The difference between an insole and an insert is that:
- An insole covers the full length of your shoe, and can replace the insole your shoe came with.
- An insert covers only part of your shoes’ insole and can be ¾ length or ½ length to address a particular area of the foot.
First up on the list if the Profoot 2oz. Miracle Custom Molding Insoles. Its claim to fame is its two-layer design: the light blue front section molds exactly to the front part of the feet, while the dark blue back section supports and stabilizes the heel. I simply put it in my shoes for the day, and it “disappears” after an hour of wear – while adapting to my feet with every step.
I first used this in a pair of rubber shoes, and they do offer adequate support compared to the pair’s factory-supplied insoles. When the pair broke down after years of service, I then transferred the molding insoles to my signature pair of brown chukka boots seen in this entry – where they are functioning until now.
The second product I’m writing about is the Profoot SuperSport Arch/Heel Support Inserts. Compared to regular insoles, this only covers half of the foot – from the heel to the arch. Don’t let the half coverage fool you, however. It does a fantastic job of cushioning the heel area with the blue gel spot underneath, and the arch support design promotes proper foot positioning.
Initially, this saw action in the pair of Manila Sole trainers I bought during the 2015 Muni Market Day. The up-cycled shoes got a lot of mileage with the insoles inside and waterproofing to boot…but they gave away the succeeding year, after the uppers got ripped apart. I then transferred them to the Montrose boot I used in this entry, putting them underneath the original insole. Inserts have the tendency to move around as they only occupy a part of the shoe, so a few drops of cyanoacrylate glue (Mighty Bond or Loctite) keeps them in place.

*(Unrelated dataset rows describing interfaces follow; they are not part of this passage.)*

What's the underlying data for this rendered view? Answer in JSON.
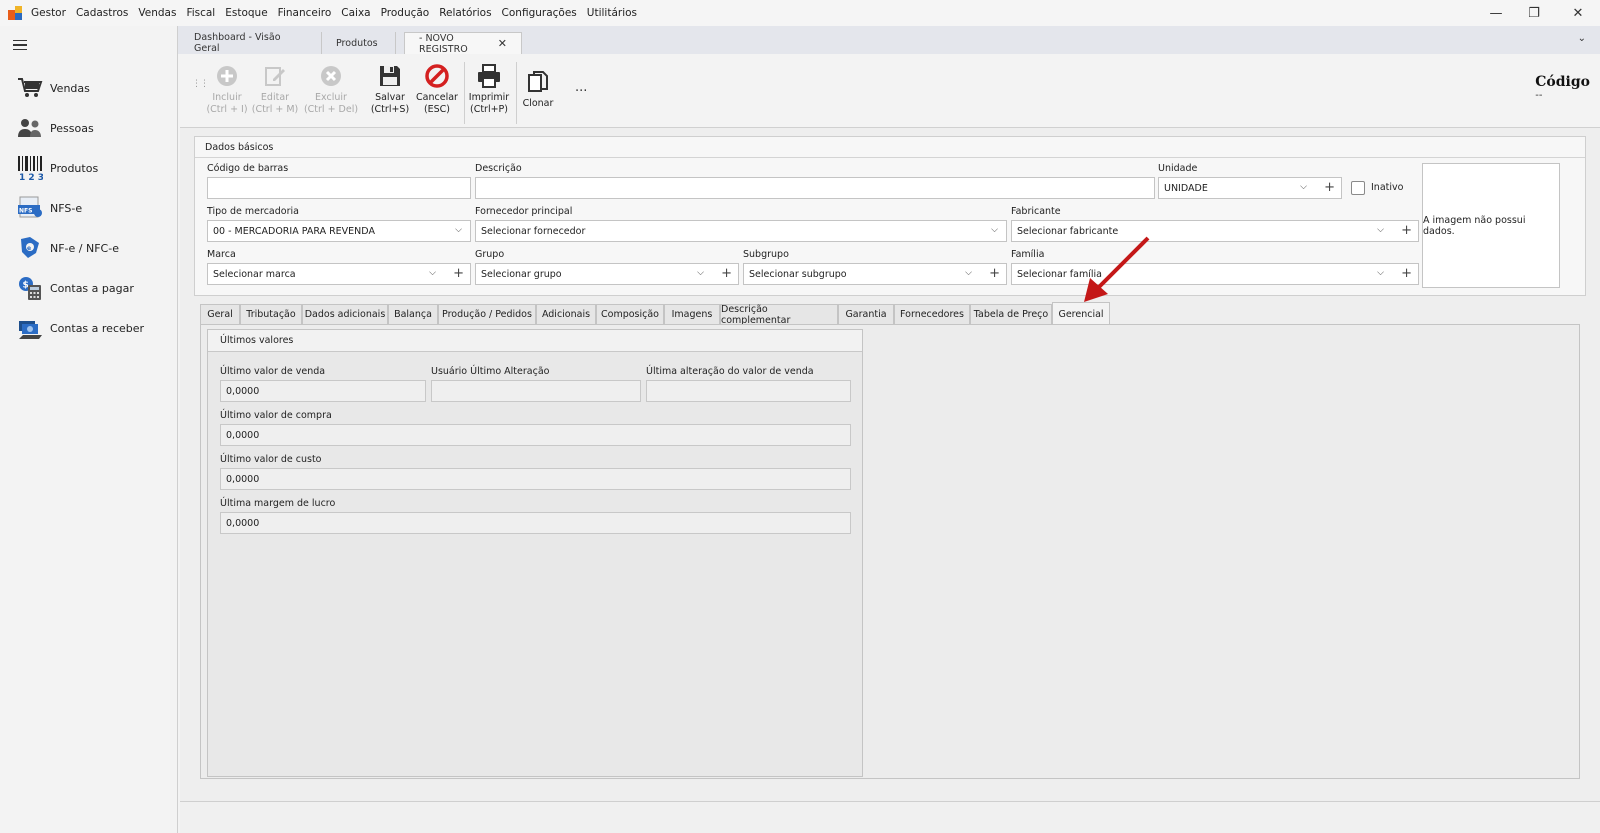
{
  "menu": [
    "Gestor",
    "Cadastros",
    "Vendas",
    "Fiscal",
    "Estoque",
    "Financeiro",
    "Caixa",
    "Produção",
    "Relatórios",
    "Configurações",
    "Utilitários"
  ],
  "window": {
    "minimize": "—",
    "restore": "❐",
    "close": "✕"
  },
  "sidebar": {
    "items": [
      {
        "label": "Vendas",
        "icon": "cart-icon"
      },
      {
        "label": "Pessoas",
        "icon": "people-icon"
      },
      {
        "label": "Produtos",
        "icon": "barcode-icon"
      },
      {
        "label": "NFS-e",
        "icon": "nfse-icon"
      },
      {
        "label": "NF-e / NFC-e",
        "icon": "nfe-icon"
      },
      {
        "label": "Contas a pagar",
        "icon": "calculator-icon"
      },
      {
        "label": "Contas a receber",
        "icon": "money-icon"
      }
    ]
  },
  "doc_tabs": [
    {
      "label": "Dashboard - Visão Geral"
    },
    {
      "label": "Produtos"
    },
    {
      "label": "- NOVO REGISTRO",
      "active": true
    }
  ],
  "toolbar": {
    "incluir": {
      "line1": "Incluir",
      "line2": "(Ctrl + I)"
    },
    "editar": {
      "line1": "Editar",
      "line2": "(Ctrl + M)"
    },
    "excluir": {
      "line1": "Excluir",
      "line2": "(Ctrl + Del)"
    },
    "salvar": {
      "line1": "Salvar",
      "line2": "(Ctrl+S)"
    },
    "cancelar": {
      "line1": "Cancelar",
      "line2": "(ESC)"
    },
    "imprimir": {
      "line1": "Imprimir",
      "line2": "(Ctrl+P)"
    },
    "clonar": {
      "line1": "Clonar"
    },
    "more": "..."
  },
  "codigo": {
    "title": "Código",
    "value": "--"
  },
  "dados_basicos": {
    "title": "Dados básicos",
    "codigo_barras": {
      "label": "Código de barras",
      "value": ""
    },
    "descricao": {
      "label": "Descrição",
      "value": ""
    },
    "unidade": {
      "label": "Unidade",
      "value": "UNIDADE"
    },
    "inativo": {
      "label": "Inativo"
    },
    "tipo_mercadoria": {
      "label": "Tipo de mercadoria",
      "value": "00 - MERCADORIA PARA REVENDA"
    },
    "fornecedor": {
      "label": "Fornecedor principal",
      "value": "Selecionar fornecedor"
    },
    "fabricante": {
      "label": "Fabricante",
      "value": "Selecionar fabricante"
    },
    "marca": {
      "label": "Marca",
      "value": "Selecionar marca"
    },
    "grupo": {
      "label": "Grupo",
      "value": "Selecionar grupo"
    },
    "subgrupo": {
      "label": "Subgrupo",
      "value": "Selecionar subgrupo"
    },
    "familia": {
      "label": "Família",
      "value": "Selecionar família"
    },
    "imagem": "A imagem não possui dados."
  },
  "tabs": [
    "Geral",
    "Tributação",
    "Dados adicionais",
    "Balança",
    "Produção / Pedidos",
    "Adicionais",
    "Composição",
    "Imagens",
    "Descrição complementar",
    "Garantia",
    "Fornecedores",
    "Tabela de Preço",
    "Gerencial"
  ],
  "active_tab": "Gerencial",
  "ultimos": {
    "title": "Últimos valores",
    "venda": {
      "label": "Último valor de venda",
      "value": "0,0000"
    },
    "usuario": {
      "label": "Usuário Último Alteração",
      "value": ""
    },
    "alteracao": {
      "label": "Última alteração do valor de venda",
      "value": ""
    },
    "compra": {
      "label": "Último valor de compra",
      "value": "0,0000"
    },
    "custo": {
      "label": "Último valor de custo",
      "value": "0,0000"
    },
    "margem": {
      "label": "Última margem de lucro",
      "value": "0,0000"
    }
  },
  "colors": {
    "accent_red": "#d42020",
    "tab_bg": "#e4e6ec"
  }
}
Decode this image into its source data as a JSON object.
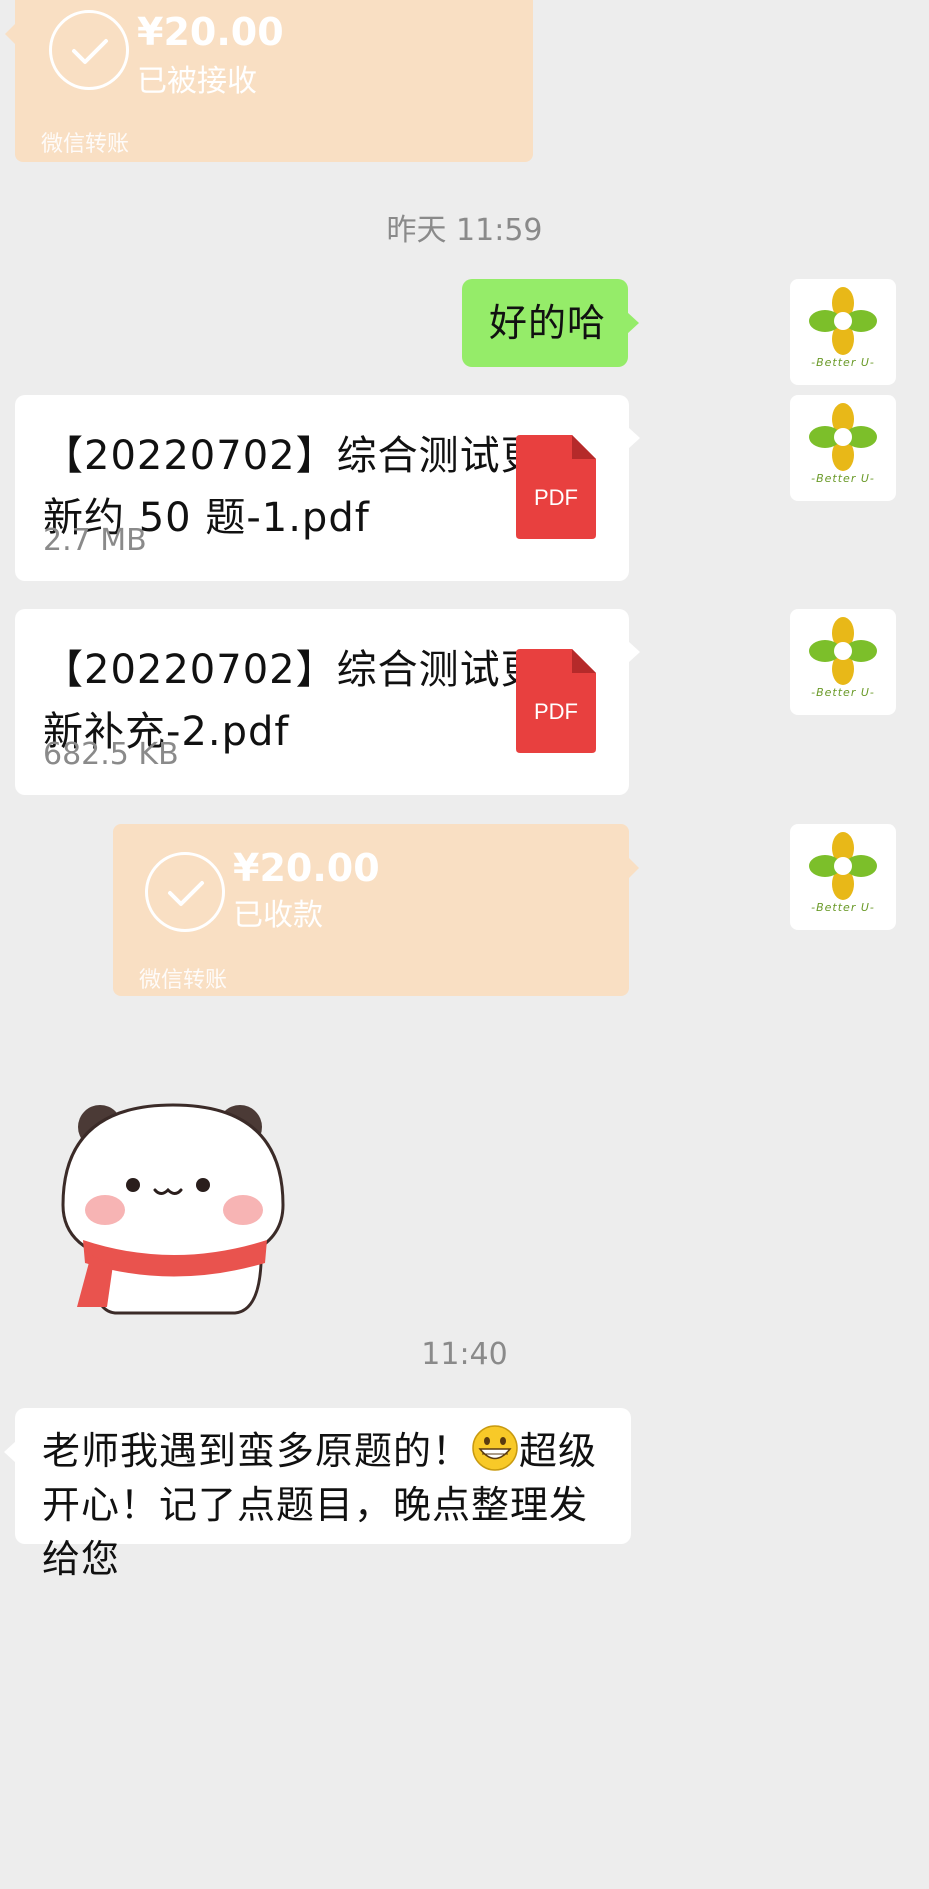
{
  "messages": {
    "transfer_received": {
      "amount": "¥20.00",
      "status": "已被接收",
      "kind": "微信转账"
    },
    "time_yesterday": "昨天 11:59",
    "reply_ok": "好的哈",
    "avatar_brand": "-Better U-",
    "file_1": {
      "name": "【20220702】综合测试更新约 50 题-1.pdf",
      "size": "2.7 MB",
      "type": "PDF"
    },
    "file_2": {
      "name": "【20220702】综合测试更新补充-2.pdf",
      "size": "682.5 KB",
      "type": "PDF"
    },
    "transfer_sent": {
      "amount": "¥20.00",
      "status": "已收款",
      "kind": "微信转账"
    },
    "time_today": "11:40",
    "incoming_text_before_emoji": "老师我遇到蛮多原题的！",
    "incoming_text_after_emoji": "超级开心！记了点题目，晚点整理发给您"
  },
  "colors": {
    "background": "#ededed",
    "green_bubble": "#95ec69",
    "transfer_card": "#f9dfc3",
    "pdf_red": "#e8403f"
  },
  "icons": {
    "check": "check-circle-icon",
    "pdf": "pdf-file-icon",
    "emoji": "grinning-face-emoji",
    "sticker": "panda-sticker"
  }
}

The Profoot Men’s Custom Orthotic Insoles combines the adaptive Vita-Foam molding property of the 2oz. Miracle Custom Molding Insoles, with the corrective quality of the Men’s Flat Fix insert. The front section is light yet molds to the feet, while the green trampoline heel provides optimum shock absorption.
Prior to this purchase, I bought the Men’s Flat Fix Insert and tried it out on a pair. Unfortunately, I was disappointed by its performance so I ditched it as a choice for future purchases. Time came when the black brogues from Hush Puppies featured in this entry had some problems with the insole foam. It was already wearing away, so I bought the Men’s Custom Insoles. It works like magic for my feet whenever I wear them, so I have no regrets buying this.
Last but not the least is the Men’s Triad Orthotic Inserts. As the name states, it addresses three areas in the feet that take the most beating: the ball of foot, heel, and arch. Supporting these, in turn, relieves pain in the knees, legs, and back. The orthotic insert occupies three-quarters of a shoe’s length, but this would have been better for me if it took up the whole shoe. The upper section of the insert has a firm portion to cradle the ball of the foot – something that other products usually overlook.
This was the latest product I purchased, and I used it in the pair of suede deck boots / boat shoes I wore in this entry. A few months after writing that post, that pair of shoes broke down so I had it fixed. Just like the SuperSport inserts, these have the tendency to move around; thus, a dollop of Loctite will make it stay. Given that it only occupied 3/4 of the shoe’s entire length, it felt like a foreign object. Best to put this under a thin insole.
When you feel the bottom of your shoes and the cushioning goes flat, it’s a sign that a new insole is in order. Don’t wait until you experience pains and aches when walking in your favorite pair of shoes. Trust me, a new insole brings your trusty pair back to life and does wonders for your health.
Until the next post.
(POSTSCRIPT: Additional pictures were obtained from Profoot’s official United States and United Kingdom web portals. Visit Profoot’s Facebook pages (US | UK) and Twitter profiles (US | UK) by clicking on the links.